The answer must consist of every line in the data that contains "CINEMA".
[[ Records for processing, beginning ]]
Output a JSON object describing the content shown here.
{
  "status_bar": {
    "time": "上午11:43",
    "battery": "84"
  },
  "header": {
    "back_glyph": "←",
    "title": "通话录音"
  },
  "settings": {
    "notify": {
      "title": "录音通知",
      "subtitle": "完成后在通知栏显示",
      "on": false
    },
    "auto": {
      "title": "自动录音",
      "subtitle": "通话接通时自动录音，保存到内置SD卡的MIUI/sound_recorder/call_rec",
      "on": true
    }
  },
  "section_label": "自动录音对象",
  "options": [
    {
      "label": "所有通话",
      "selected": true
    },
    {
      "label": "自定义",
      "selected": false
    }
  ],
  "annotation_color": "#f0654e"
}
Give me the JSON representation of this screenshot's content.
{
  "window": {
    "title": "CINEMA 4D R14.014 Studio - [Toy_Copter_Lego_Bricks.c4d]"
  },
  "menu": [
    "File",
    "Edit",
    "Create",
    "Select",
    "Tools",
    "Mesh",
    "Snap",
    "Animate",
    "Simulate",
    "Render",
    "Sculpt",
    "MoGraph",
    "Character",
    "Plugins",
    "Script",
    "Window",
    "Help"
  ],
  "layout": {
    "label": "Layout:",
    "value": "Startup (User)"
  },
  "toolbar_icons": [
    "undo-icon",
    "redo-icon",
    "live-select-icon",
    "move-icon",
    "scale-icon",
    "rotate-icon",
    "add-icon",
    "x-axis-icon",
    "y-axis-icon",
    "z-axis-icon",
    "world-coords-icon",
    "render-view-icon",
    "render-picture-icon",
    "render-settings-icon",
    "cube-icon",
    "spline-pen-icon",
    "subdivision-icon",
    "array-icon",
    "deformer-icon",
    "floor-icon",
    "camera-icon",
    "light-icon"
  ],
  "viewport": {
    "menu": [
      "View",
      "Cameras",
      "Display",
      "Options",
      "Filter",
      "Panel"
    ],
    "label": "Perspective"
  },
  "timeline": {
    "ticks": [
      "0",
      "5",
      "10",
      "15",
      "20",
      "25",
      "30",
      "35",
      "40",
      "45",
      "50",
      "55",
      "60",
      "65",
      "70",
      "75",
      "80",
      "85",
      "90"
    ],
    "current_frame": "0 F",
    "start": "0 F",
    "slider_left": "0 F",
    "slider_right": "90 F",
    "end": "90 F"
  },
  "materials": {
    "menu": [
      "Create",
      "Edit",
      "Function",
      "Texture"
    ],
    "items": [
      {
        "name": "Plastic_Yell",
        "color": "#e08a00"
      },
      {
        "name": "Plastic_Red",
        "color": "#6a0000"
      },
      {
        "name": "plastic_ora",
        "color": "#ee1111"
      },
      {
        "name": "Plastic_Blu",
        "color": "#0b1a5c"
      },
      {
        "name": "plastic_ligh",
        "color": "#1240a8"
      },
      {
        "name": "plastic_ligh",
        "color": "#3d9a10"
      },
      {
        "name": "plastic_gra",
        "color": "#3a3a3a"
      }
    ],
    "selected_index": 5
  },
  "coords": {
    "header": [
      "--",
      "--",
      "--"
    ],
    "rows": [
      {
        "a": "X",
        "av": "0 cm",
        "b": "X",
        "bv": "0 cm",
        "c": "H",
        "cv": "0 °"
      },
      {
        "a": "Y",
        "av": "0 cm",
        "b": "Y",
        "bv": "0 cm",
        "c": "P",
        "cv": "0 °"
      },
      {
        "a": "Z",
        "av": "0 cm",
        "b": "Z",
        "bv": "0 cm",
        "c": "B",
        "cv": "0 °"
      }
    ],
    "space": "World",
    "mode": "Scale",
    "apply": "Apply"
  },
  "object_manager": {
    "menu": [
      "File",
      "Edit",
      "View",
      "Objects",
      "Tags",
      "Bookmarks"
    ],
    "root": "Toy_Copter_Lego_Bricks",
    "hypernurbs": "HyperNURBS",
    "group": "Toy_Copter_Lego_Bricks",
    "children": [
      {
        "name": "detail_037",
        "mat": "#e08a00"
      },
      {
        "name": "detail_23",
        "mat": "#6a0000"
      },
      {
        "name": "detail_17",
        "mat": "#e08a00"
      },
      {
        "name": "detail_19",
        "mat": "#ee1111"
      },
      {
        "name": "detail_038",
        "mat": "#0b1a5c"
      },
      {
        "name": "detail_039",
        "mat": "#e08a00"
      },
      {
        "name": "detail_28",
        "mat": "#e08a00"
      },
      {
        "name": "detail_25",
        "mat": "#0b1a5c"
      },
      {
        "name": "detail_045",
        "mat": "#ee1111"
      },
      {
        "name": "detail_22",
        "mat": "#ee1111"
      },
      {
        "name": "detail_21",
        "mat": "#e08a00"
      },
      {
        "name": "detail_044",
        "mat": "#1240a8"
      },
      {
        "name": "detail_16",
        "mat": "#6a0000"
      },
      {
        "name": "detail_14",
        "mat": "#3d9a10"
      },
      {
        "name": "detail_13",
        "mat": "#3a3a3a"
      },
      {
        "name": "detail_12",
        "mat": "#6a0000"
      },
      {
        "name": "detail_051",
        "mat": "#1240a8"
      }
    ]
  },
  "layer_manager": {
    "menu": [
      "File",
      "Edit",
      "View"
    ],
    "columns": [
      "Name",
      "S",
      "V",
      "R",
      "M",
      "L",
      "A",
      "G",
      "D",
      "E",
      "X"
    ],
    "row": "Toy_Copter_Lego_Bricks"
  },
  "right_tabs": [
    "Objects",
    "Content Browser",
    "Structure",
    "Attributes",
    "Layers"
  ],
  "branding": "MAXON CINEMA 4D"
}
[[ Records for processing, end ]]
**Exercise response:**
    "title": "CINEMA 4D R14.014 Studio - [Toy_Copter_Lego_Bricks.c4d]"
  "branding": "MAXON CINEMA 4D"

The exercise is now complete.